- _Aim of the exercise_:
When a line below contains the string "label", show that line.

- _Listed entries_:

Start of Block

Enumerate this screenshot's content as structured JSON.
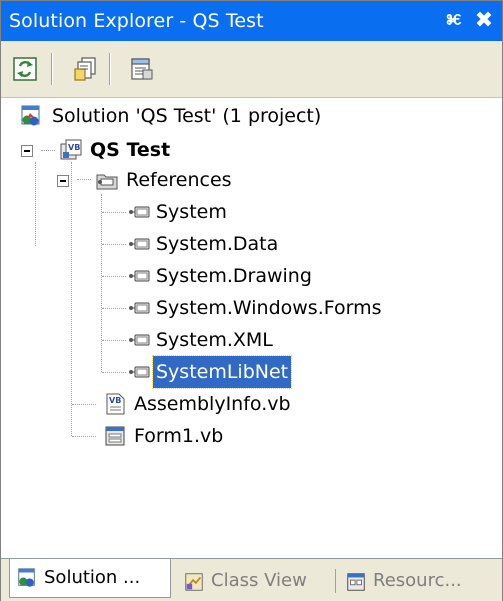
{
  "window": {
    "title": "Solution Explorer - QS Test",
    "pin_glyph": "ⱘ",
    "close_glyph": "✖"
  },
  "toolbar": {
    "buttons": [
      {
        "name": "refresh-button",
        "icon": "refresh-icon"
      },
      {
        "name": "show-all-files-button",
        "icon": "show-all-files-icon"
      },
      {
        "name": "properties-button",
        "icon": "properties-icon"
      }
    ]
  },
  "tree": {
    "solution": "Solution 'QS Test' (1 project)",
    "project": "QS Test",
    "references_folder": "References",
    "references": [
      "System",
      "System.Data",
      "System.Drawing",
      "System.Windows.Forms",
      "System.XML",
      "SystemLibNet"
    ],
    "selected_reference_index": 5,
    "files": [
      "AssemblyInfo.vb",
      "Form1.vb"
    ]
  },
  "tabs": [
    {
      "label": "Solution ...",
      "icon": "solution-explorer-icon",
      "active": true
    },
    {
      "label": "Class View",
      "icon": "class-view-icon",
      "active": false
    },
    {
      "label": "Resourc...",
      "icon": "resource-view-icon",
      "active": false
    }
  ],
  "colors": {
    "titlebar": "#0a6ef0",
    "selection": "#316ac5",
    "toolbar_bg": "#ece9d8"
  }
}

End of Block

- _Finished task_:
      "label": "Solution ...",
      "label": "Class View",
      "label": "Resourc...",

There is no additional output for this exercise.